SPRINGFIELD — United Way of Pioneer Valley (UWPV) hosted a ‘new home’ celebration for the Chicopee Cupboard Food Pantry on Aug. 16 at 226 Exchange St. in Chicopee. The Chicopee Cupboard, powered by the United Way of Pioneer Valley, provides shelf-stable food, fresh produce and dairy items, and frozen food to anyone in need. These items are available thanks to the Food Bank of Western Massachusetts, grants, and donations. “We are honored to be able to battle any and all food insecurity in the great city of Chicopee,” said Paul Mina, president and CEO of the United Way of Pioneer Valley. “Our team is eager to provide our clients the best services possible.” To make an appointment, call Lee Drewitz at (413) 693-0213.
Joe Andruzzi Foundation Marks One-Year Anniversary of Food Security Assistance Program

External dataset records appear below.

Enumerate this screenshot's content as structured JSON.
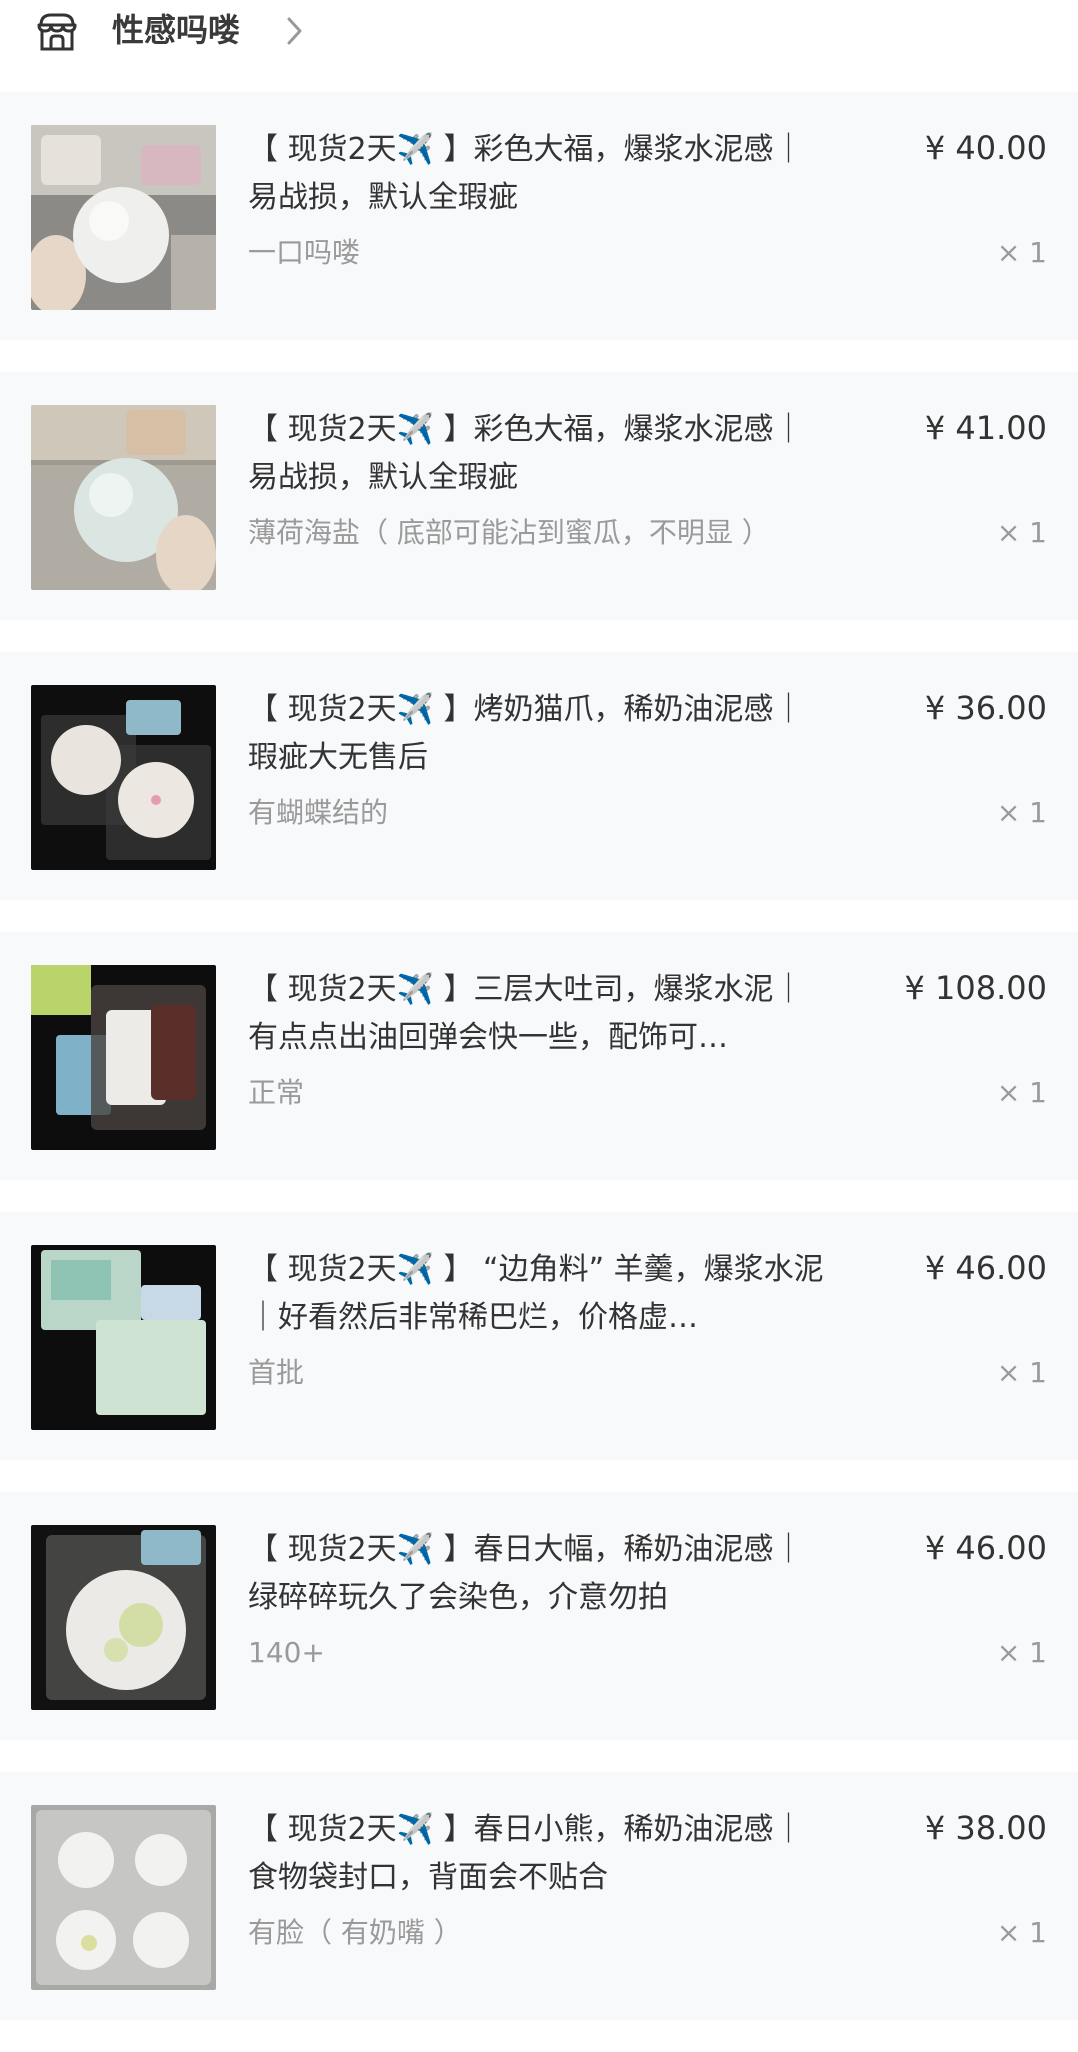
{
  "shop": {
    "name": "性感吗喽",
    "icon": "shop-icon",
    "chevron_icon": "chevron-right-icon"
  },
  "items": [
    {
      "title": "【 现货2天✈️ 】彩色大福，爆浆水泥感｜易战损，默认全瑕疵",
      "variant": "一口吗喽",
      "price": "¥ 40.00",
      "qty": "× 1"
    },
    {
      "title": "【 现货2天✈️ 】彩色大福，爆浆水泥感｜易战损，默认全瑕疵",
      "variant": "薄荷海盐（ 底部可能沾到蜜瓜，不明显 ）",
      "price": "¥ 41.00",
      "qty": "× 1"
    },
    {
      "title": "【 现货2天✈️ 】烤奶猫爪，稀奶油泥感｜瑕疵大无售后",
      "variant": "有蝴蝶结的",
      "price": "¥ 36.00",
      "qty": "× 1"
    },
    {
      "title": "【 现货2天✈️ 】三层大吐司，爆浆水泥｜有点点出油回弹会快一些，配饰可…",
      "variant": "正常",
      "price": "¥ 108.00",
      "qty": "× 1"
    },
    {
      "title": "【 现货2天✈️ 】 “边角料” 羊羹，爆浆水泥｜好看然后非常稀巴烂，价格虚…",
      "variant": "首批",
      "price": "¥ 46.00",
      "qty": "× 1"
    },
    {
      "title": "【 现货2天✈️ 】春日大幅，稀奶油泥感｜绿碎碎玩久了会染色，介意勿拍",
      "variant": "140+",
      "price": "¥ 46.00",
      "qty": "× 1"
    },
    {
      "title": "【 现货2天✈️ 】春日小熊，稀奶油泥感｜食物袋封口，背面会不贴合",
      "variant": "有脸（ 有奶嘴 ）",
      "price": "¥ 38.00",
      "qty": "× 1"
    }
  ]
}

NORTH ATTLEBORO — The Joe Andruzzi Foundation (JAF), providing help and hope to New England cancer patients and their families through financial support when it is needed most, announced that its Food Security Assistance Program is entering its second year of helping cancer patients across New England access healthy and nutritious foods to sustain them during treatment. Since its inception in 2021, the program has raised $436,850 for 1,867 cancer patients across New England. In December 2020, JAF conducted a pilot Food Security Program, which provided aid outside the financial-assistance grants already provided to cancer patients throughout New England, with the support of a $50,000 grant from Stop & Shop. The program pilot funded 199 households to support 478 patients from December 2020 through March 2021. Overall, nearly half (47%) of the grants distributed during the pilot program helped families who reported annual household income losses between 50% to 100% due to a cancer diagnosis. After a successful pilot, JAF formally launched its Food Security Assistance support for patients on August 11, 2021, with ROI Communications as its presenting sponsor. Additional support was received from Oncopeptides, Bearingstar Insurance, and the Dunkin’ Joy Foundation. Through the program, JAF sends grocery-store gift cards directly to the patient to be redeemed at Stop & Shop, Shaw’s, Big Y, Hannaford, or Market Basket. Donations to assist New England cancer patients and their families can be made online at joeandruzzifoundation.org/ways-to-give/donate.